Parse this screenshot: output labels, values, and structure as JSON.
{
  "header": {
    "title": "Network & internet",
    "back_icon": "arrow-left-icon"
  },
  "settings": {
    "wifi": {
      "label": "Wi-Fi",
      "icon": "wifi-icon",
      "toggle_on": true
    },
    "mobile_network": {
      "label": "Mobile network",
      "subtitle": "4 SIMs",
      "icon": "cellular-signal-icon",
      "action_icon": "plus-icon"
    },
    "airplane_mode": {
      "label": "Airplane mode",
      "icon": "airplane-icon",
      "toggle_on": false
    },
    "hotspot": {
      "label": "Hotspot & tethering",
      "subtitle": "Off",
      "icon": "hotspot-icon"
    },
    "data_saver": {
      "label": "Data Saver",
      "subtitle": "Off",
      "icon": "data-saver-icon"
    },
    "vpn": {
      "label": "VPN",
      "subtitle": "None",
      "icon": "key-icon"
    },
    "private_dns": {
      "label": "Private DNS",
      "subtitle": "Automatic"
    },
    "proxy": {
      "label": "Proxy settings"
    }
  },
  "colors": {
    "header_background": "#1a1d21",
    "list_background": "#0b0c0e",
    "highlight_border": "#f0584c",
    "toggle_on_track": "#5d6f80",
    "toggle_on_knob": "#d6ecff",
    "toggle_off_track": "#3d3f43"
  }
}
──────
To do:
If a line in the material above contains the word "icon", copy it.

Solution to this problem:
    "back_icon": "arrow-left-icon"
      "icon": "wifi-icon",
      "icon": "cellular-signal-icon",
      "action_icon": "plus-icon"
      "icon": "airplane-icon",
      "icon": "hotspot-icon"
      "icon": "data-saver-icon"
      "icon": "key-icon"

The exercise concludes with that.